Coronavirus Recession: Is government help just delaying the inevitable?
The various business support measures put in place by Rishi Sunak, such as the job retention scheme, business rates relief, business interruption and bounce back loans; do of course give business owners much needed short-term lifelines, but in reality, may only delay the final crunch. The 80% of pay furlough grants, effectively saved millions from being put on the ‘dole’ and their employers from going to the wall, but a lot of the help was by fully or partly guaranteed loans. However, loans are not free money and will need to be repaid at some point.
Another factor to be borne in mind is that the courts have not been sitting during the lockdown, so action on winding-up orders and county court judgements against businesses has all been suspended. HMRC enforcement action, including the issue of winding-up petitions, has pretty much ceased. Still, you can bet your last penny on it resuming with a vengeance within a matter of months.
Also, on a macroeconomic level, there is the unknown quantity of consumer confidence, which, as a minimum, is bound to be severely dented. Even when the lockdown is eased, it will take a long time for people to be comfortable going out to the pub, coffee shop, restaurant and even normal shopping. Travel, tourism and hospitality were the first industries to suffer, and they will be the last to emerge.
It is inevitable that businesses that were borderline viable before the crisis will start falling over in large numbers. A B of E insider commented, “In terms of natural selection, it’s almost Darwinian. Businesses that are adaptable and fleet of foot may be the only ones that survive unscathed.”
Coronavirus Recession: The piper will still have to be paid!
If you look at the likely effect on business cashflows over the next 12 months, even if the economy manages to get back to something like normal later in the year, two crunch points are looming in early 2021. The first will be on January 31st, this is when deferred income tax and NIC payments come back into play and the second is March 31st, 2021, when any VAT deferred becomes payable.
This build-up of tax debt will of course, be compounded by next year’s liabilities, Income Tax payments on account, rent and other recurring costs, not forgetting the bounce-back loan repayments.
Business cashflow forecasts will increasingly start to reveal the gaps between the cash businesses expect to have and the amounts they are going to need to pay. If there are visible gaps already, the business owners are going to need to move very quickly to avoid the risk of failing.
Tax Accountant’s Summary
As long as Rishi is satisfied that with some continuing financial support, a business will survive and eventually prosper, I’m sure he will leave the tap running, albeit with a more restricted flow.

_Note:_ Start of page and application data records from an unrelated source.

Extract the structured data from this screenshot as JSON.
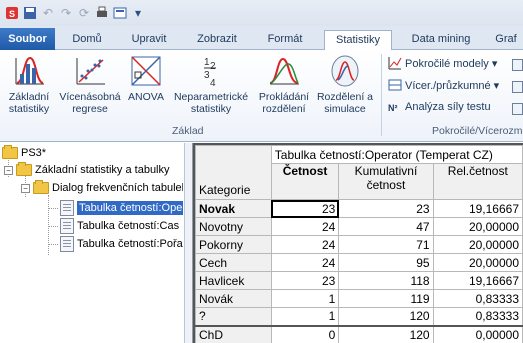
{
  "qat": {
    "icons": [
      "app-icon",
      "save-icon",
      "undo-icon",
      "redo-icon",
      "refresh-icon",
      "print-icon",
      "options-icon",
      "dropdown-icon"
    ]
  },
  "tabs": [
    "Soubor",
    "Domů",
    "Upravit",
    "Zobrazit",
    "Formát",
    "Statistiky",
    "Data mining",
    "Graf"
  ],
  "active_tab": "Statistiky",
  "ribbon": {
    "buttons": [
      {
        "label1": "Základní",
        "label2": "statistiky"
      },
      {
        "label1": "Vícenásobná",
        "label2": "regrese"
      },
      {
        "label1": "ANOVA",
        "label2": ""
      },
      {
        "label1": "Neparametrické",
        "label2": "statistiky"
      },
      {
        "label1": "Prokládání",
        "label2": "rozdělení"
      },
      {
        "label1": "Rozdělení a",
        "label2": "simulace"
      }
    ],
    "group_basic": "Základ",
    "small": [
      "Pokročilé modely ▾",
      "Vícer./průzkumné ▾",
      "Analýza síly testu"
    ],
    "group_advanced": "Pokročilé/Vícerozm"
  },
  "tree": {
    "root": "PS3*",
    "level1": "Základní statistiky a tabulky",
    "level2": "Dialog frekvenčních tabulek",
    "items": [
      "Tabulka četností:Operator",
      "Tabulka četností:Cas",
      "Tabulka četností:Pořadí"
    ]
  },
  "sheet": {
    "title": "Tabulka četností:Operator (Temperat CZ)",
    "corner_label": "Kategorie",
    "headers": {
      "c1": "Četnost",
      "c2a": "Kumulativní",
      "c2b": "četnost",
      "c3": "Rel.četnost"
    },
    "rows": [
      {
        "cat": "Novak",
        "f": "23",
        "cum": "23",
        "rel": "19,16667"
      },
      {
        "cat": "Novotny",
        "f": "24",
        "cum": "47",
        "rel": "20,00000"
      },
      {
        "cat": "Pokorny",
        "f": "24",
        "cum": "71",
        "rel": "20,00000"
      },
      {
        "cat": "Cech",
        "f": "24",
        "cum": "95",
        "rel": "20,00000"
      },
      {
        "cat": "Havlicek",
        "f": "23",
        "cum": "118",
        "rel": "19,16667"
      },
      {
        "cat": "Novák",
        "f": "1",
        "cum": "119",
        "rel": "0,83333"
      },
      {
        "cat": "?",
        "f": "1",
        "cum": "120",
        "rel": "0,83333"
      },
      {
        "cat": "ChD",
        "f": "0",
        "cum": "120",
        "rel": "0,00000"
      }
    ]
  }
}
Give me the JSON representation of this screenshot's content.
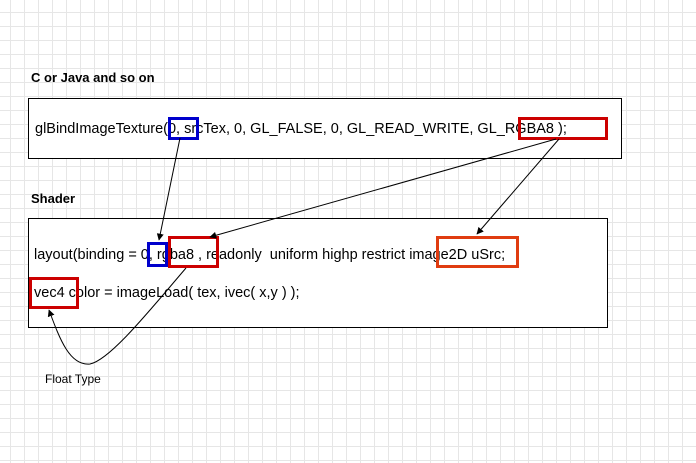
{
  "sections": {
    "host": {
      "heading": "C or Java and so on"
    },
    "shader": {
      "heading": "Shader"
    }
  },
  "host_code": {
    "line": "glBindImageTexture(0, srcTex, 0, GL_FALSE, 0, GL_READ_WRITE, GL_RGBA8 );"
  },
  "shader_code": {
    "line1": "layout(binding = 0, rgba8 , readonly  uniform highp restrict image2D uSrc;",
    "line2": "vec4 color = imageLoad( tex, ivec( x,y ) );"
  },
  "annotations": {
    "float_type": "Float Type"
  },
  "colors": {
    "binding_highlight": "#0000cc",
    "format_highlight": "#cc0000",
    "image_type_highlight": "#e03c10",
    "vec4_highlight": "#cc0000",
    "connector": "#000000"
  }
}
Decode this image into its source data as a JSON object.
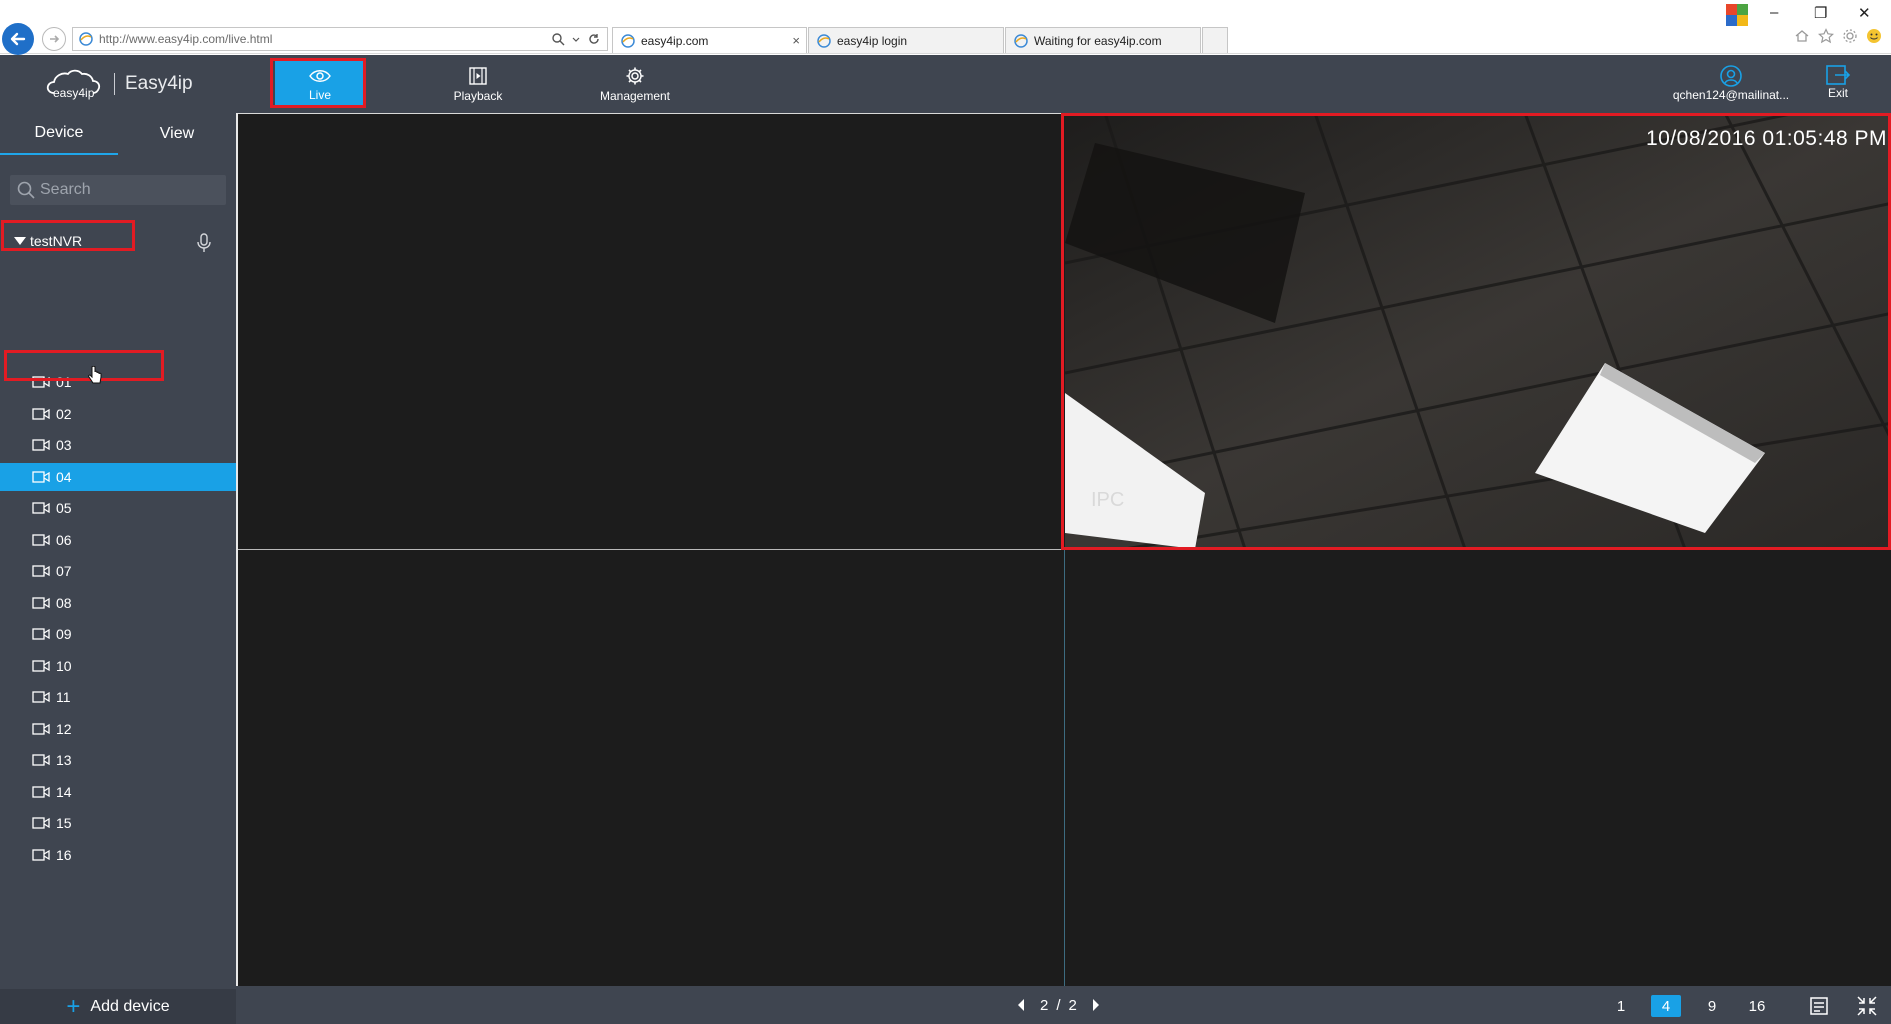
{
  "browser": {
    "url": "http://www.easy4ip.com/live.html",
    "tabs": [
      {
        "label": "easy4ip.com",
        "active": true
      },
      {
        "label": "easy4ip login",
        "active": false
      },
      {
        "label": "Waiting for easy4ip.com",
        "active": false
      }
    ],
    "tab_close": "×",
    "window_controls": {
      "minimize": "–",
      "restore": "❐",
      "close": "✕"
    }
  },
  "app": {
    "logo_text": "easy4ip",
    "brand": "Easy4ip",
    "nav": [
      {
        "label": "Live",
        "active": true,
        "icon": "eye-icon"
      },
      {
        "label": "Playback",
        "active": false,
        "icon": "film-icon"
      },
      {
        "label": "Management",
        "active": false,
        "icon": "gear-icon"
      }
    ],
    "user": "qchen124@mailinat...",
    "exit_label": "Exit"
  },
  "sidebar": {
    "tabs": [
      {
        "label": "Device",
        "active": true
      },
      {
        "label": "View",
        "active": false
      }
    ],
    "search_placeholder": "Search",
    "device_name": "testNVR",
    "channels": [
      "01",
      "02",
      "03",
      "04",
      "05",
      "06",
      "07",
      "08",
      "09",
      "10",
      "11",
      "12",
      "13",
      "14",
      "15",
      "16"
    ],
    "selected_channel": "04",
    "add_device_label": "Add device"
  },
  "video": {
    "timestamp": "10/08/2016 01:05:48 PM",
    "camera_label": "IPC"
  },
  "bottom": {
    "page_current": "2",
    "page_sep": "/",
    "page_total": "2",
    "layouts": [
      "1",
      "4",
      "9",
      "16"
    ],
    "active_layout": "4"
  },
  "colors": {
    "accent": "#19a1e6",
    "header_bg": "#3f4550",
    "highlight_red": "#e21b23",
    "video_bg": "#1c1c1c"
  }
}
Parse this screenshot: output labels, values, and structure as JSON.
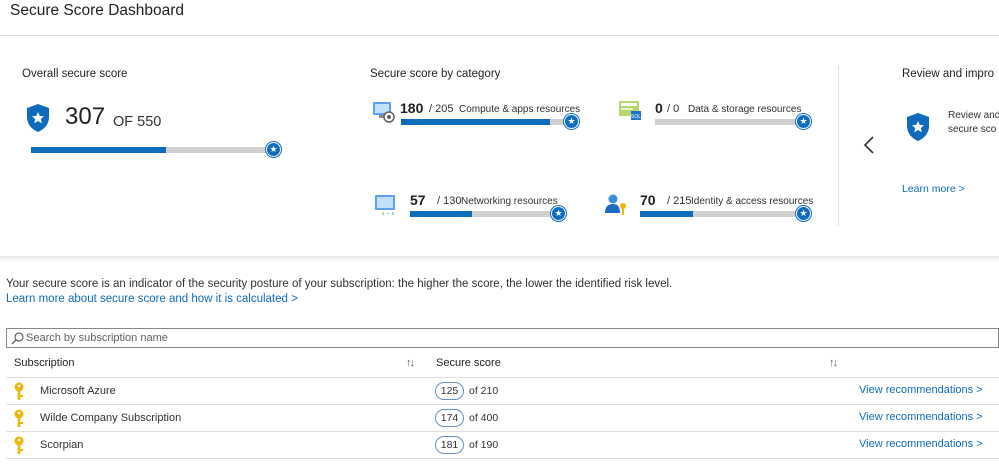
{
  "header": {
    "title": "Secure Score Dashboard"
  },
  "overall": {
    "title": "Overall secure score",
    "score": "307",
    "of_label": "OF 550",
    "fraction": 0.558
  },
  "categories": {
    "title": "Secure score by category",
    "items": [
      {
        "score": "180",
        "max": "/ 205",
        "name": "Compute & apps resources",
        "fraction": 0.878,
        "icon": "compute-icon"
      },
      {
        "score": "0",
        "max": "/ 0",
        "name": "Data & storage resources",
        "fraction": 0.0,
        "icon": "sql-storage-icon"
      },
      {
        "score": "57",
        "max": "/ 130",
        "name": "Networking resources",
        "fraction": 0.438,
        "icon": "network-icon"
      },
      {
        "score": "70",
        "max": "/ 215",
        "name": "Identity & access resources",
        "fraction": 0.326,
        "icon": "identity-key-icon"
      }
    ]
  },
  "review": {
    "title": "Review and impro",
    "line1": "Review and",
    "line2": "secure sco",
    "learn_more": "Learn more >"
  },
  "intro": {
    "text": "Your secure score is an indicator of the security posture of your subscription: the higher the score, the lower the identified risk level.",
    "link": "Learn more about secure score and how it is calculated >"
  },
  "search": {
    "placeholder": "Search by subscription name",
    "value": ""
  },
  "table": {
    "columns": [
      "Subscription",
      "Secure score"
    ],
    "rows": [
      {
        "name": "Microsoft Azure",
        "score": "125",
        "of": "of 210",
        "action": "View recommendations >"
      },
      {
        "name": "Wilde Company Subscription",
        "score": "174",
        "of": "of 400",
        "action": "View recommendations >"
      },
      {
        "name": "Scorpian",
        "score": "181",
        "of": "of 190",
        "action": "View recommendations >"
      }
    ]
  },
  "colors": {
    "accent": "#0f6cbd",
    "track": "#d2d0ce",
    "key": "#f2b705"
  }
}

Unfortunately, there will inevitably be casualties and the tightrope that Rishi has to tread in continuing to support viable businesses whilst cutting others off will be incredibly difficult.
I consider Rishi Sunak to be an inherently decent man. He would not throw business to the wolves because of political dogma. However, it’s worth remembering that the UK’s ability to borrow more than it receives in taxes is finite and to quote Theresa May, ‘there is no magic money tree’.
If you would like more detailed information on some aspect of UK Tax, send me an e-mail and I’ll be pleased to advise further.